A Louisiana lawmaker wants to make death benefits available for State employees killed in the line of duty, such as the two insurance investigators killed Tuesday in Ville Platte.
There's no doubt Tuesday's double-murder suicide still weighs heavily on the small town of Ville Platte. Many residents now turning their thoughts to the two victims Rhett Jeansonne and Kim Sledge and their families.
"I think most everyone around here, all of our hearts go out to the families of both of the agents who were killed," said Ville Platte resident Jessie Vidrine.
But Sen. Eric Lafleur (D-28) wants to take those sympathies and condolences a step further by introducing a substitute bill in the Senate Finance Committee that would create death benefits for state employees killed in the line of duty.
And though people in Ville Platte may not know the agents Jeansonne and Sledge, many agree with Lafleur's proposed bill.
"I would believe that anybody who worked for the government or for the state should have equal benefits, simple as that," said Brad Vidrine of Ville Platte.
"You know I think the government should do all that they can do and I think that would definitely be a plus," said Jessie Vidrine.
State law gives $250,000 to the surviving spouse of an officer or firefighter killed in the line of duty, and $25,000 to each dependent child.

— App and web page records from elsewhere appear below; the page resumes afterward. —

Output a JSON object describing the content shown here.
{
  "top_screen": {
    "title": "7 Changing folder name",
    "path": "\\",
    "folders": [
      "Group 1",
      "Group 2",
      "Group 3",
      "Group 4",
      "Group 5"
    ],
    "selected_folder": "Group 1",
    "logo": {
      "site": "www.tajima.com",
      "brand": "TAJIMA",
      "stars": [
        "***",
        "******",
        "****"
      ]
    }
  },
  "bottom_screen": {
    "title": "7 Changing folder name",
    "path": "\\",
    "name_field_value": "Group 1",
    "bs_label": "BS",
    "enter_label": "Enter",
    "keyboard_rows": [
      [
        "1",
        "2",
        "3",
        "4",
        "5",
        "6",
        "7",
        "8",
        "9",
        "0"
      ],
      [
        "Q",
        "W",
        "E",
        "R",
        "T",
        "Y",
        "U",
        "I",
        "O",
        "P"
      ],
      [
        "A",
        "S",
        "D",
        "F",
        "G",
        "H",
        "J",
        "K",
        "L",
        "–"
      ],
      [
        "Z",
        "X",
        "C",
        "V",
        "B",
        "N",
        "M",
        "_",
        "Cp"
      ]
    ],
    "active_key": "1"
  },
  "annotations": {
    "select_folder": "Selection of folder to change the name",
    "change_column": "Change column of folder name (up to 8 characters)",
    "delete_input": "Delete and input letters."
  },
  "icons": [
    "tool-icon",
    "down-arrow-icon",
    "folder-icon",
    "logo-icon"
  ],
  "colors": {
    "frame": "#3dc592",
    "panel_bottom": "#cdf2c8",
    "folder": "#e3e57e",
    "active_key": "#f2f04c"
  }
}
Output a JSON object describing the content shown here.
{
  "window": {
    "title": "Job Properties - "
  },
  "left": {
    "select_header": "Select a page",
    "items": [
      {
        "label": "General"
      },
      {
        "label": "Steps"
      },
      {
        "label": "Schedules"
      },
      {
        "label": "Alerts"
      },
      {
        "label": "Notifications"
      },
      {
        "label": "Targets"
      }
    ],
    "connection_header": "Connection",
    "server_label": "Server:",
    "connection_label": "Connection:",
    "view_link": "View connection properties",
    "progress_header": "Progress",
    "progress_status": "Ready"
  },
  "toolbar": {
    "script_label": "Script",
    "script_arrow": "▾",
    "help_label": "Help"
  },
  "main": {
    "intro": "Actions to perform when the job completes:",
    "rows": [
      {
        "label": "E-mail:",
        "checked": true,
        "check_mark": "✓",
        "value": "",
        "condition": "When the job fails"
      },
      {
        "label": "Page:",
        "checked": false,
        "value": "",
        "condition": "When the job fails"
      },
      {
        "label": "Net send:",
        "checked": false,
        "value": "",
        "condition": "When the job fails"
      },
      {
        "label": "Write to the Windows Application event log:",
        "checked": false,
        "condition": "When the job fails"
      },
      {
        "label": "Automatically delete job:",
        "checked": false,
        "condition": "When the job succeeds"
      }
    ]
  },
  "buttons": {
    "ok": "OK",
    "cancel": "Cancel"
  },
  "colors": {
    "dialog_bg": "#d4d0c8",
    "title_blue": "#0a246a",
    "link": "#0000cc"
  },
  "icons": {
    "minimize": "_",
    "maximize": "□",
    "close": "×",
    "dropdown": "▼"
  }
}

But currently State law does not cover State workers like Jeansonne and Sledge, who were killed while conducting a fraud investigation for the LA Department of Insurance.
"They were actually killed in the line of duty, while they were carrying out their job duties so I think they should," said Jessie Vidrine.
But not everyone agreed. Ville Platte resident Roy Welsh is the son of a police officer, and said he has mixed emotions about Lafleur's bill.
"Police and fire, they're out there, they're taking those risks every day. Where as insurance agents, I don't know," said Welsh.
Lafleur said the law would apply to State employees doing investigative work in pursuit of potential criminal activity and killed while working. His bill will first be presented to the Senate Finance Committee Saturday. If the bill passes, it'll head to the senate floor, the house appropriations committee then to the house floor.